On Fox News Radio's Kilmeade & Friends, host Brian Kilmeade and Fox's Martha MacCallum and Bill Hemmer laughed off the difficulties 102-year-old Desiline Victor endured in order to vote in the 2012 election. Victor, who was invited to the State of the Union address and whom President Obama applauded for enduring a long wait to vote, had to make two trips to the polls and wait in line for over three hours before she was able to cast her ballot. Discussing Victor, MacCallum wondered, "What's the big deal?" and said, "This is such a non-issue. Ridiculous." Hemmer added that at the State of the Union, "They held her up as a victim. What was she a victim of?"
But long lines at polling places are widely acknowledged as a major issue nationwide. In Victor's home state of Florida alone, at least 201,000 eligible voters reportedly did not cast ballots because they were discouraged by lengthy wait times.

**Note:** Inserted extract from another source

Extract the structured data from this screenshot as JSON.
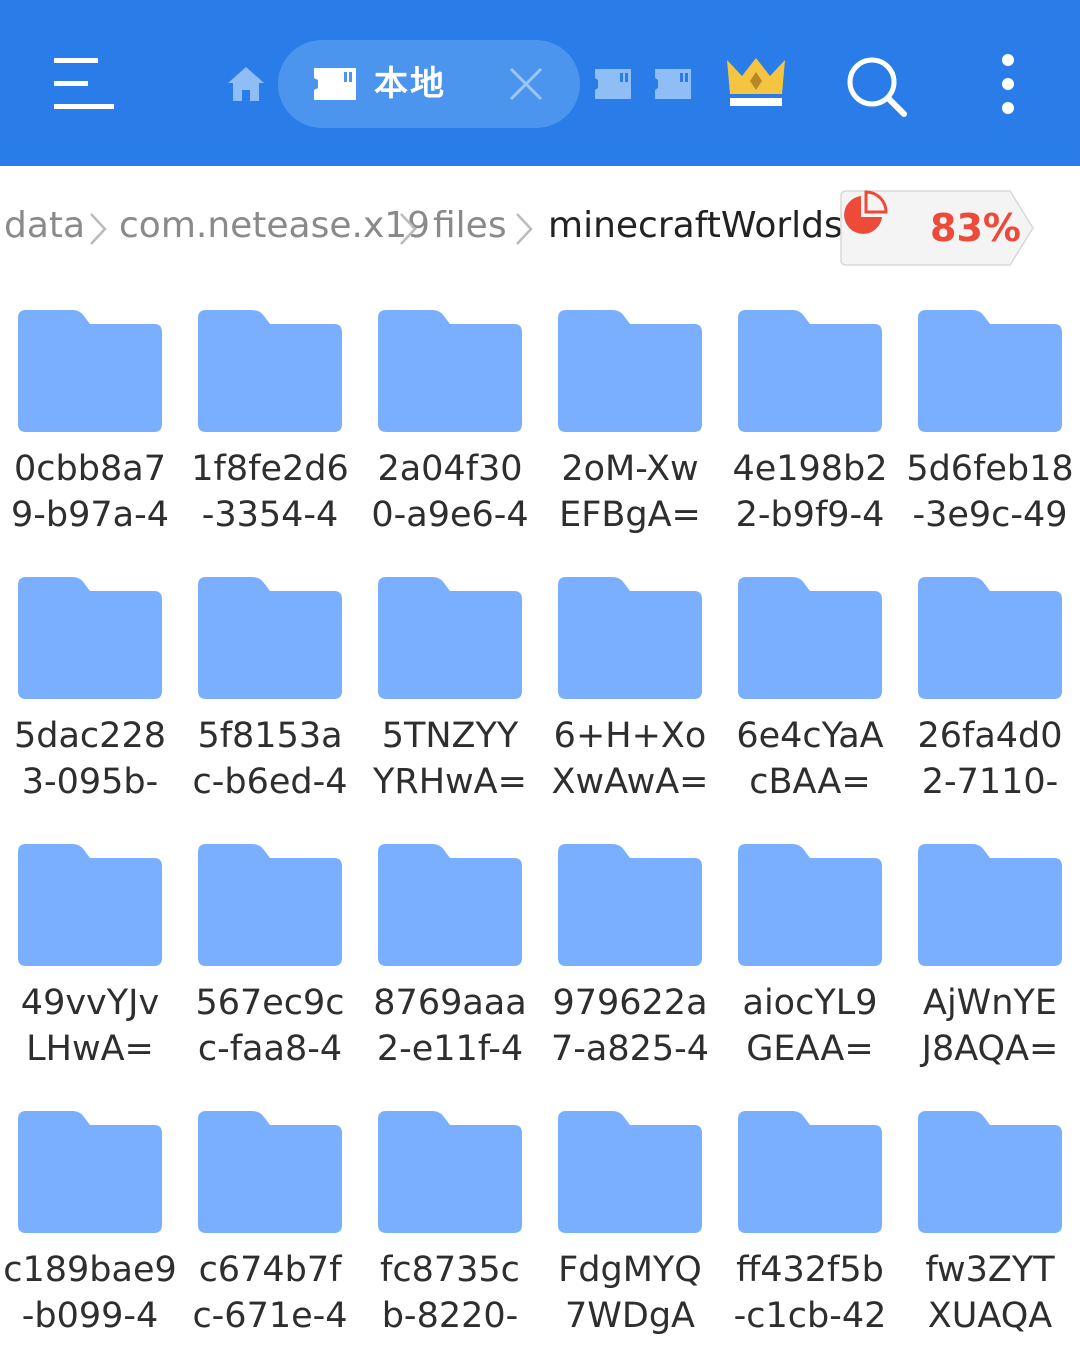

Earlier, on MacCallum and Hemmer's show America's Newsroom, Fox correspondent Eric Shawn reported on proposals to extend early voting to ease the problem of long lines at the polls. Shawn noted that Florida had the longest polling place lines in 2012, and then played a clip of Florida Secretary of State Ken Detzner addressing Florida's issues, stating that Detzner is "working on ways to fix the problems," including an extension of the state's early voting period in order to shorten voters' wait.
Shawn failed to reveal, however, that Detzner played a role in exacerbating this problem in Florida.